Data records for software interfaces

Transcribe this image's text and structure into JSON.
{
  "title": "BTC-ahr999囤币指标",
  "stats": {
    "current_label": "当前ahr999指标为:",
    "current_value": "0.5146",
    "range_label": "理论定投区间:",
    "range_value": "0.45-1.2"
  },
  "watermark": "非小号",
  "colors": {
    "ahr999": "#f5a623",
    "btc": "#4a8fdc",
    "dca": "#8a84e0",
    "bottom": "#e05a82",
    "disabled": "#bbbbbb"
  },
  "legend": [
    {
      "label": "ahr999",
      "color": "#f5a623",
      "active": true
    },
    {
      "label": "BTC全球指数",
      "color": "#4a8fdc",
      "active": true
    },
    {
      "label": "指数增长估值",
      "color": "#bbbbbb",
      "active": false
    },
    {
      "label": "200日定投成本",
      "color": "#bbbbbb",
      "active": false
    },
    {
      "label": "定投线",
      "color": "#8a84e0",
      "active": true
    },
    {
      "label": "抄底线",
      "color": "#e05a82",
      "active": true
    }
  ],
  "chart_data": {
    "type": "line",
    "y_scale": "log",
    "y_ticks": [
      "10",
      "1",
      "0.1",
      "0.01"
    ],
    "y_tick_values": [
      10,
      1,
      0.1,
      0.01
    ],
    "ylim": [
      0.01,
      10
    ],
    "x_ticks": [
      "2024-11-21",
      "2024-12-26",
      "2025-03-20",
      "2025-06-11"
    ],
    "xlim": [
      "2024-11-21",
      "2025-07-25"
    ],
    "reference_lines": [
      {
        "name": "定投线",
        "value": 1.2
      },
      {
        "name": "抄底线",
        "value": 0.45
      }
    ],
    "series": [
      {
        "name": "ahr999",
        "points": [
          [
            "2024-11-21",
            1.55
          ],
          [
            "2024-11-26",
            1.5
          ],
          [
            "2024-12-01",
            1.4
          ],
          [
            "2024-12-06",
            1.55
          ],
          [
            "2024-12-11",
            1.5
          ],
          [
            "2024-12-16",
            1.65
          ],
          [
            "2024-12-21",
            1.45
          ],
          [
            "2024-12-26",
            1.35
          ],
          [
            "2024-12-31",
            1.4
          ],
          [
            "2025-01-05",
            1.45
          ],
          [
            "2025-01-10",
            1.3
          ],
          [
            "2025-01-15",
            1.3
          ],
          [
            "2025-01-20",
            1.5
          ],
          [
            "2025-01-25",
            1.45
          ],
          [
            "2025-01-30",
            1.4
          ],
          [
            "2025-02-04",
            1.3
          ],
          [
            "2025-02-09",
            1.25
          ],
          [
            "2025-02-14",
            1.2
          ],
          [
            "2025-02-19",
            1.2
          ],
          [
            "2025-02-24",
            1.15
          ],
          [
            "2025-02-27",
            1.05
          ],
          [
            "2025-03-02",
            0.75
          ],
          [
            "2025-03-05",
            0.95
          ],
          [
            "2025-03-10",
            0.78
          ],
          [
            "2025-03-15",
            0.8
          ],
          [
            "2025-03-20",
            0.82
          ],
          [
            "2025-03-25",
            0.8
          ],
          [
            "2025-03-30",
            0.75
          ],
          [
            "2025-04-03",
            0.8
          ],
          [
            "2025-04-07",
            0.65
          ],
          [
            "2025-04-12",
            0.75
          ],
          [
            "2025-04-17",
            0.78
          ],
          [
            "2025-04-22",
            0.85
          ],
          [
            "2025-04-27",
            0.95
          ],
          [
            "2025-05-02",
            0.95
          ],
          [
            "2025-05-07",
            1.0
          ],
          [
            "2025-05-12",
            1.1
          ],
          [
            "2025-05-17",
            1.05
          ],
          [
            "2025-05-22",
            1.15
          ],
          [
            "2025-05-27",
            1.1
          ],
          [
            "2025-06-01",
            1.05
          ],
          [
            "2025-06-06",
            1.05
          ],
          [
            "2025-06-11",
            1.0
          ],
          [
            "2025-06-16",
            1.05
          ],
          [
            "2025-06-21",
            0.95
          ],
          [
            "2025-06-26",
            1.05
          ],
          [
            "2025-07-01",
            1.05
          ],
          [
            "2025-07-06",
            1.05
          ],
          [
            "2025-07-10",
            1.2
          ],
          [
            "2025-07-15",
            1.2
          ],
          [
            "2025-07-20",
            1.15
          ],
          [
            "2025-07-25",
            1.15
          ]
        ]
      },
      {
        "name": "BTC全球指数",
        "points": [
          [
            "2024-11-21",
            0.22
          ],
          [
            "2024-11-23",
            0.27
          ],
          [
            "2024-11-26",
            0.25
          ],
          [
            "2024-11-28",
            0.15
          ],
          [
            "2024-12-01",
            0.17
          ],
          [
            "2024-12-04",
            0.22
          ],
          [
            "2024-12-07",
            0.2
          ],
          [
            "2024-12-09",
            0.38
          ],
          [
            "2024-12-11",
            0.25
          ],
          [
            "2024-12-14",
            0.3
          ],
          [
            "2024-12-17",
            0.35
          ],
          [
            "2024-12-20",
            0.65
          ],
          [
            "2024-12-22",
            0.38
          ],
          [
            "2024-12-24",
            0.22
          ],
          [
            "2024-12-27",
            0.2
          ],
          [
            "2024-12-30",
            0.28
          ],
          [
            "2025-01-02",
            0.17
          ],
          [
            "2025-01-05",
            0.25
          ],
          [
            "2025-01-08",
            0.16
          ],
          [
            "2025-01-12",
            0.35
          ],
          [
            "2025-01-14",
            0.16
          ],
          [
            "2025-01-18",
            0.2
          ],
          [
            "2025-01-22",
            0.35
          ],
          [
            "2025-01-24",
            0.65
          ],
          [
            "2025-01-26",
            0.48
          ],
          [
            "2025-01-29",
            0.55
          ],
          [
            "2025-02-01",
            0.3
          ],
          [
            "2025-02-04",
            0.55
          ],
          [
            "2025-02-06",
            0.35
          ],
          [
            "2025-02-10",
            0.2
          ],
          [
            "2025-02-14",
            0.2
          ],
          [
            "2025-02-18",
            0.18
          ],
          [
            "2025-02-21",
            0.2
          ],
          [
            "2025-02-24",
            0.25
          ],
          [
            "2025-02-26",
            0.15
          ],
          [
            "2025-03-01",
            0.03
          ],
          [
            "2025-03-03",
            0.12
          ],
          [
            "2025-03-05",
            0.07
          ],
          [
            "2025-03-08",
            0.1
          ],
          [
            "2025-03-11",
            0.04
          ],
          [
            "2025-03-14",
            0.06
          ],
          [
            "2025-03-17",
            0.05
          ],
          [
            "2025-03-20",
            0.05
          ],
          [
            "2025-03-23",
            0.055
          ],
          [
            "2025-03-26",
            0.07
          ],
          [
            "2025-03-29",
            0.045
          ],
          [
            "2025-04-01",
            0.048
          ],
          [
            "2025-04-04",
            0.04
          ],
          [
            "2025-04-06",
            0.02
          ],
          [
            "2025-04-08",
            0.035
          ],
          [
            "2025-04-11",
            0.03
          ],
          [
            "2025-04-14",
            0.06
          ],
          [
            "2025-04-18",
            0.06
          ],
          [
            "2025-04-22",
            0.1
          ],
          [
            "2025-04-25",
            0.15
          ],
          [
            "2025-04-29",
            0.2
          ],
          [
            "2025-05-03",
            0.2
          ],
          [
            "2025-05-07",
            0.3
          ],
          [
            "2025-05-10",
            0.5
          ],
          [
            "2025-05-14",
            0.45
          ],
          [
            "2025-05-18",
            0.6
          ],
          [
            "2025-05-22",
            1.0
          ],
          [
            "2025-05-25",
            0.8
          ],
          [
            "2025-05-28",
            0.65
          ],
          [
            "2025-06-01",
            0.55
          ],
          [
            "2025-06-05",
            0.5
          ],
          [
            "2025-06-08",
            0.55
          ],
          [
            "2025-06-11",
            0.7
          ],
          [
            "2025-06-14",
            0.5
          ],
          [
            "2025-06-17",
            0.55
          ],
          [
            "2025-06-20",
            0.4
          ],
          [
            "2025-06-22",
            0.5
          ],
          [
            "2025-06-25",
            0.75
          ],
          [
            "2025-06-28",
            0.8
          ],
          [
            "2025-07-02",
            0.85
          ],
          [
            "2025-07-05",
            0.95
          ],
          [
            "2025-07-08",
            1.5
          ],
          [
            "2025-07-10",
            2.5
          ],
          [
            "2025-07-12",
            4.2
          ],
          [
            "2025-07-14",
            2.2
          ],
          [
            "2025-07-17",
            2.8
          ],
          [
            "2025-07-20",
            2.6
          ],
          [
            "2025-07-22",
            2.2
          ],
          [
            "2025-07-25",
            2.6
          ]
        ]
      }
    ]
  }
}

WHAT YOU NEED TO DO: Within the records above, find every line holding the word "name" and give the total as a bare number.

EXPECTED ANSWER: 4